Changing Ideas of Representation: Representative Democracy, and the Rule of Law in Singapore

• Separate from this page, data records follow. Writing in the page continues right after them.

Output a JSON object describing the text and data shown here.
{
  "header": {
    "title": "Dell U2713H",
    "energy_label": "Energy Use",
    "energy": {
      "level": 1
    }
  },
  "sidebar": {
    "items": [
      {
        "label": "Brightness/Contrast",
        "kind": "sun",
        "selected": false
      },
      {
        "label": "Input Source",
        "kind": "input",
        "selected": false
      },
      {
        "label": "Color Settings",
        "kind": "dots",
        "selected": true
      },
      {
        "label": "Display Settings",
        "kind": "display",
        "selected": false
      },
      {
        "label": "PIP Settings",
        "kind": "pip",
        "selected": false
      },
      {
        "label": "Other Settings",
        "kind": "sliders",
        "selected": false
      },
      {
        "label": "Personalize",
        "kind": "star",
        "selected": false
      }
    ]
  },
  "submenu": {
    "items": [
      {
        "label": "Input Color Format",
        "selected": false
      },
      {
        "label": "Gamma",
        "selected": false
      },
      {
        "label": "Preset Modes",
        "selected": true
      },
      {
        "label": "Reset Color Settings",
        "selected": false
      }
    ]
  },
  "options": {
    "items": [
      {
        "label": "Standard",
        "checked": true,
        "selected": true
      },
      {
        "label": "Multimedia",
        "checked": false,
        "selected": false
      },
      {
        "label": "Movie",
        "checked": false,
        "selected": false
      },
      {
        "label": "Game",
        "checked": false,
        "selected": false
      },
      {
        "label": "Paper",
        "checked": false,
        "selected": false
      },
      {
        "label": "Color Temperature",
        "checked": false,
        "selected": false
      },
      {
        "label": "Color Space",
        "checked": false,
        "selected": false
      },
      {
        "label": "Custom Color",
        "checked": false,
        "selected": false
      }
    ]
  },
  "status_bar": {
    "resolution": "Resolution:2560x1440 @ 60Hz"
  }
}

This paper examines recent pronouncements, both in and outside of courts, concerning the nature of representative democracy and how it relates to the rule of law in Singapore. Given that conceptions of the rule of law are theorized to require the incorporation of democracy into the legal system, this article examines the implications of recent cases in Singapore for how representative democracy should be understood, and for the mutually supportive nature of democracy and the rule of law. In particular, it analyses the Court of Appeal’s opinion in the seminal case of Vellama d/o Marie Muthu v Attorney-General [2013] 4 SLR 1 where the Court relied on the rule of law in holding that decisions of the Prime Minister on calling by-elections are judicially reviewable.